Those views have been embraced in new filings since then in same-sex marriage cases pending in the U.S. Court of Appeals for the Fourth Circuit, where a Virginia ban will come up for a hearing on May 13, and in the U.S. Court of Appeals for the Tenth Circuit, where bans in Oklahoma and Utah were examined in separate hearings last month.
The most extensive references to the Schuette opinion came in a filing in the Fourth Circuit case of Bostic v. Rainey, by lawyers for a court clerk in Norfolk, George E. Schaefer III, who is defending the Virginia ban after the state’s new attorney general refused to do so.
The Schaefer brief (found here) noted that the Court in Schuette “reasoned that when such difficult questions are at issue, ‘our federal structure permits innovation and experimentation’ and ‘enables greater citizen involvement in the democratic process.’ . . . As with the choice to use or not to use race as a consideration for admission into a university, the choice to allow or not to allow same-sex marriage is the subject of active and vigorous debate across the country. . . . The plurality in Schuette based its ruling on the concept ‘that the courts may not disempower the voters from choosing which path to follow.'”

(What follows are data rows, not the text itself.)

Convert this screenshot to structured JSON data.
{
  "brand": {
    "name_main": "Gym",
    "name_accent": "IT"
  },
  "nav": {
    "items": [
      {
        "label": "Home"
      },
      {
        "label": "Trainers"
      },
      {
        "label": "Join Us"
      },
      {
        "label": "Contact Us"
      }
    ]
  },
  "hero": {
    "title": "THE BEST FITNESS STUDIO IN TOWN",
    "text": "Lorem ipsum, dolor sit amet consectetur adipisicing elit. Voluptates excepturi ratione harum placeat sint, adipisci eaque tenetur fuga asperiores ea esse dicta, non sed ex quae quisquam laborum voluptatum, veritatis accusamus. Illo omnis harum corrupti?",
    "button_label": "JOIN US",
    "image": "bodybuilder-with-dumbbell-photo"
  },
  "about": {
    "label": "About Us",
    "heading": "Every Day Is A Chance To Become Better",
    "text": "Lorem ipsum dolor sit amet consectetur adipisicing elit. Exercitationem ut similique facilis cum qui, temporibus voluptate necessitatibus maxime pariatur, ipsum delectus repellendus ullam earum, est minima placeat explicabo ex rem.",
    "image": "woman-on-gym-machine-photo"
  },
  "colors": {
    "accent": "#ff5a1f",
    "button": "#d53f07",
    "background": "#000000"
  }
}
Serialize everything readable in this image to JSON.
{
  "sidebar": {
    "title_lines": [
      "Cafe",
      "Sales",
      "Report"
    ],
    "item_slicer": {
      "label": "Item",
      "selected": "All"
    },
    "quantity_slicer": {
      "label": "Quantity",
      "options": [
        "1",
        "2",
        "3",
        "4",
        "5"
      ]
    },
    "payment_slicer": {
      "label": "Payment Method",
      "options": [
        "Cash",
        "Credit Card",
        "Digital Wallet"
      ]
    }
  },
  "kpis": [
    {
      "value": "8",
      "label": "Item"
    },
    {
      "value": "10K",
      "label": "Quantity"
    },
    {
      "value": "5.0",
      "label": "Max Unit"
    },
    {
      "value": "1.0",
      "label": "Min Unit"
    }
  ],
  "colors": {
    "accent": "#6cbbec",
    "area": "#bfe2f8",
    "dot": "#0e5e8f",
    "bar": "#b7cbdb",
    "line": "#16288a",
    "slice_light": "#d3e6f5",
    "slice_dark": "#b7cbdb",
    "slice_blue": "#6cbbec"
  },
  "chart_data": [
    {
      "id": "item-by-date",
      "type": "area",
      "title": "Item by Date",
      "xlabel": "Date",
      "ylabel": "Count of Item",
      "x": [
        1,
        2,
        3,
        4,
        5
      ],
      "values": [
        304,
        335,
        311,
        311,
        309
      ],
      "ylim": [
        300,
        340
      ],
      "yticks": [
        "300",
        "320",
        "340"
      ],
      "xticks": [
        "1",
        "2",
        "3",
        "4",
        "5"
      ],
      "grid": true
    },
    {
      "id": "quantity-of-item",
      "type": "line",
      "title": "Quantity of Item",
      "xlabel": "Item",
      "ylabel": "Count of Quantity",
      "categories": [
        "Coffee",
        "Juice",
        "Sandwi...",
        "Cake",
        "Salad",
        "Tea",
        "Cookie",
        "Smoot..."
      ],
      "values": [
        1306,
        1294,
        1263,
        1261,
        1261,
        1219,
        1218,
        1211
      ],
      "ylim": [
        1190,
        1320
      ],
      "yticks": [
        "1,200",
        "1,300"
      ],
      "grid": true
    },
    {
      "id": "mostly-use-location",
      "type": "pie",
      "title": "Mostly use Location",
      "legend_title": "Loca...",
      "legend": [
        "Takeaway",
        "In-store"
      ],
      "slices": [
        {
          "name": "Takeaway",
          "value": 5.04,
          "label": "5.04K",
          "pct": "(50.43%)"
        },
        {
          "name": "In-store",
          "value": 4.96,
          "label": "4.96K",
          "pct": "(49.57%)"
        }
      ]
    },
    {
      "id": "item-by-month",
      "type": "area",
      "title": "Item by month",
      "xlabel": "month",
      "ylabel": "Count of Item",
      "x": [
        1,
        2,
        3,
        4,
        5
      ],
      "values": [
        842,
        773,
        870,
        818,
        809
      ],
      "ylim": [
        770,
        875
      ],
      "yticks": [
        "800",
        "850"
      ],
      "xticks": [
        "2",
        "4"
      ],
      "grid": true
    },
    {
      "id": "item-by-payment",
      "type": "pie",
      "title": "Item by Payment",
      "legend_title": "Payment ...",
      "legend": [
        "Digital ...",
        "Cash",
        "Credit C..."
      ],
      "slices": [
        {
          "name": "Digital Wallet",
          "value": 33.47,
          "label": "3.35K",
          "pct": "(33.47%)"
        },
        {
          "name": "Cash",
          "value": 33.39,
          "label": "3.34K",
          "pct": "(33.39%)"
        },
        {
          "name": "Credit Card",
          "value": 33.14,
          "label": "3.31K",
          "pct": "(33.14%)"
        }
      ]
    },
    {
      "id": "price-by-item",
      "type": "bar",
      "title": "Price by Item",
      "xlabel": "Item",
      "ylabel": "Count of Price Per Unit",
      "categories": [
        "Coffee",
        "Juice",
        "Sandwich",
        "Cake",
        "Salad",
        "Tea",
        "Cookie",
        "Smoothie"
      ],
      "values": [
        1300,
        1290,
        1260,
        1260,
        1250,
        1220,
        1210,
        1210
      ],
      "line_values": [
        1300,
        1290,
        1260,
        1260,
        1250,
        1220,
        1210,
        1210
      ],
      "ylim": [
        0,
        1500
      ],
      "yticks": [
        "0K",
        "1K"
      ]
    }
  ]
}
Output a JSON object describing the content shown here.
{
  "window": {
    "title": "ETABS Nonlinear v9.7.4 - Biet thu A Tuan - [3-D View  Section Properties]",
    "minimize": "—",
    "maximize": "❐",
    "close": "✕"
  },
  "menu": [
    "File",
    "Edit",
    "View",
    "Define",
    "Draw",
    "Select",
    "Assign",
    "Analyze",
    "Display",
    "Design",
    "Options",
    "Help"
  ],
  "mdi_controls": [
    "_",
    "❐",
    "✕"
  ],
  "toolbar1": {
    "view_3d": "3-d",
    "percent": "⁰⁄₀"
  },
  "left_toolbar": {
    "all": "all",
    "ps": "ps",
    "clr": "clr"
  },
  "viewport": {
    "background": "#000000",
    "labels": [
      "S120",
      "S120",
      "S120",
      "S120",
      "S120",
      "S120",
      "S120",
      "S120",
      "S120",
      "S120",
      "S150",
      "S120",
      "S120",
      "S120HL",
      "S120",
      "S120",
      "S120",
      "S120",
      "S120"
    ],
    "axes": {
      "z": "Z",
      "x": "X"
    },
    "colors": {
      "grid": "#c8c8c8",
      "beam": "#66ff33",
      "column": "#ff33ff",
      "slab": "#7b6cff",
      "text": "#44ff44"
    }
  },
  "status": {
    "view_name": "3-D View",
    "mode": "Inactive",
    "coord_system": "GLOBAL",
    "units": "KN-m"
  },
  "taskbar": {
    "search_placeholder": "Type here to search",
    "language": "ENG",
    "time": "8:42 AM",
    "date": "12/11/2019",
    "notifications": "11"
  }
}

Some of the same arguments were made in a new brief filed in that case by another Virginia court clerk, Michele B. McQuigg of Prince William County. That brief is here.
In contrast, lawyers for same-sex couples taking part in that case filed a letter with the Fourth Circuit on the day of the Schuette decision, interpreting that ruling to mean that “Virginia’s constitutional marriage amendment alters the procedures of government to target a vulnerable minority group in circumstances in which invidious discrimination would be the necessary result of the procedural restructuring.” The only purpose of the Virginia ban, it added, was to “impose a disadvantage, a separate status, and so a stigma upon same-sex couples.” (That letter is here.)
Because the Tenth Circuit had already held its hearings on the Oklahoma and Utah bans before the Supreme Court issued the Schuette decision, the potential impact of that ruling was argued in post-argument letters filed by both sides in each case.
An Oklahoma state official’s letter arguing that Schuette provided new support for the choice made by that state’s voters is here, and the letter from same-sex couples disputing that argument is here. In the Utah case, the letter from the state seeking to apply Schuette to its ban is here, and the letter disputing that application from same-sex couples is here.
Because the Oklahoma and Utah cases have already been argued, it is possible that those could be the first decided at the federal appeals court level on same-sex marriage since the Supreme Court’s ruling last Term in the Windsor case. Both of those cases were argued before the same panel, on an expedited basis.